Researchers have uncovered a threat group launching surveillance campaigns that target victims’ personal device data, browser credentials, and Telegram messaging application files. One notable tool in the group’s arsenal is an Android malware that collects all two-factor authentication (2FA) security codes sent to devices, sniffs out Telegram credentials, and launches Google account phishing attacks. Researchers found the threat group, dubbed Rampant Kitten, has targeted Iranian entities with surveillance campaigns for at least six years. It specifically targets Iranian minorities and anti-regime organizations, including the Association of Families of Camp Ashraf and Liberty Residents (AFALR); and the Azerbaijan National Resistance Organization. The threat group has relied on a wide array of tools for carrying out their attacks, including four Windows info-stealer variants used for pilfering Telegram and KeePass account information; phishing pages that impersonate Telegram to steal passwords; and the aforementioned Android backdoor that extracts 2FA codes from SMS messages and records the phone’s voice surroundings. “Following the tracks of this attack revealed a large-scale operation that has largely managed to remain under the radar for at least six years,” said researchers with Check Point Research, in a Friday analysis. “According to the evidence we gathered, the threat actors, who appear to be operating from Iran, take advantage of multiple attack vectors to spy on their victims, attacking victims’ personal computers and mobile devices.” The Attacks Researchers first discovered Rampant Kitten’s campaign through a document, the title of which translates to “The Regime Fears the Spread of the Revolutionary Cannons.docx.” It’s unclear how this document is spread (via spear-phishing or otherwise), but it purports to describe the ongoing struggle between the Iranian regime and the Revolutionary Cannons, an anti-regime, Mujahedin-e Khalq movement. The document when opened loads a document template from a remote server (afalr-sharepoint[.]com), which impersonates a website for a non-profit that aids Iranian dissidents. It then downloads malicious macro code, which executes a batch script to download and execute a next-stage payload. This payload then checks if the popular Telegram messenger service is installed on the victims’ system.

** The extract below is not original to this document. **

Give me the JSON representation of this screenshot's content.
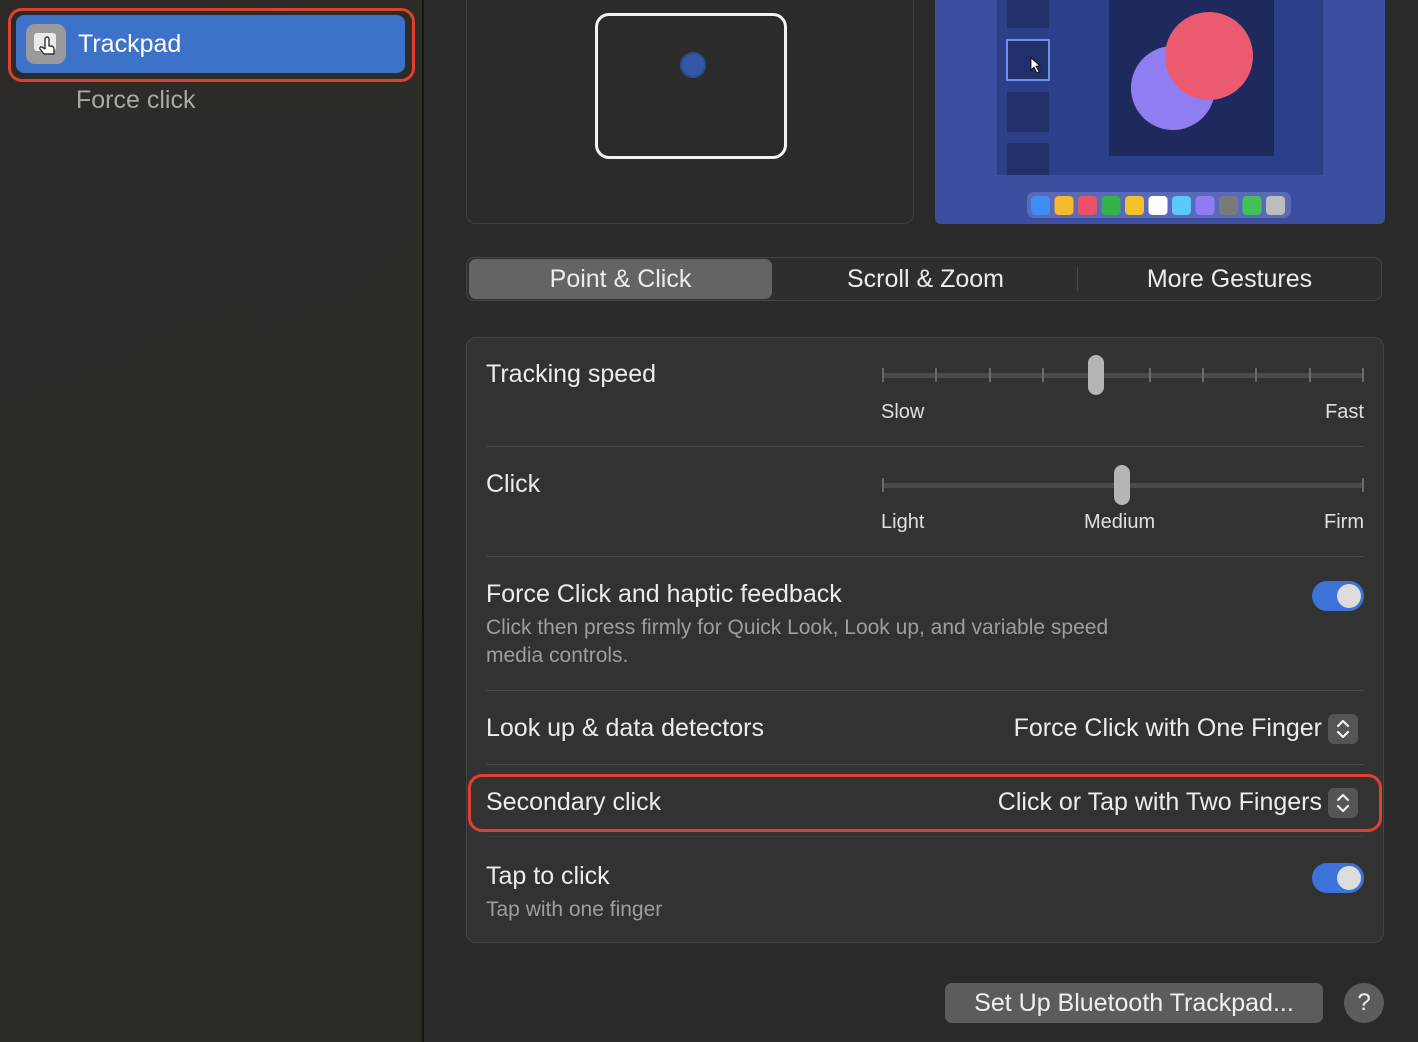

If so, it extracts three executables from its resources. These executables include an information stealer, which lifts Telegram files from the victim’s computer, steals information from the KeePass password-management application, uploads any file it can find which ends with a set of pre-defined extensions, and logs clipboard data and takes desktop screenshots. Researchers were able to track multiple variants of this payload dating back to 2014. These include the TelB (used in June and July 2020) and TelAndExt variants (May 2019 to February 2020), which focus on Telegram; a Python info stealer (February 2018 to January 2020) that is focused on stealing data from Telegram, Chrome, Firefox and Edge; and a HookInjEx variant (December 2014 to May 2020), an info stealer that targets browsers, device audio, keylogging and clipboard data. During their investigation, researchers also uncovered a malicious Android application tied to the same threat actors. The application was purporting to be a service to help Persian speakers in Sweden get their driver’s license. Instead, once victims download the application, the backdoor steals their SMS messages and bypasses 2FA by forwarding all SMS messages containing 2FA codes to an attacker-controlled phone number. “One of the unique functionalities in this malicious application is forwarding any SMS starting with the prefix G- (The prefix of Google two-factor authentication codes) to a phone number that it receives from the C2 server,” said researchers. “Furthermore, all incoming SMS messages from Telegram, and other social network apps, are also automatically sent to the attackers’ phone number.” Of note, the application also launches a phishing attack targeting victims’ Google account (Gmail) credentials. The user is presented with a legitimate Google login page, inside Android’s WebView. In reality, attackers have used Android’s JavascriptInterface to steal typed-in credentials, as well as a timer that periodically retrieves the information from the username and password input fields. We have more of this posted on OUR FORUM.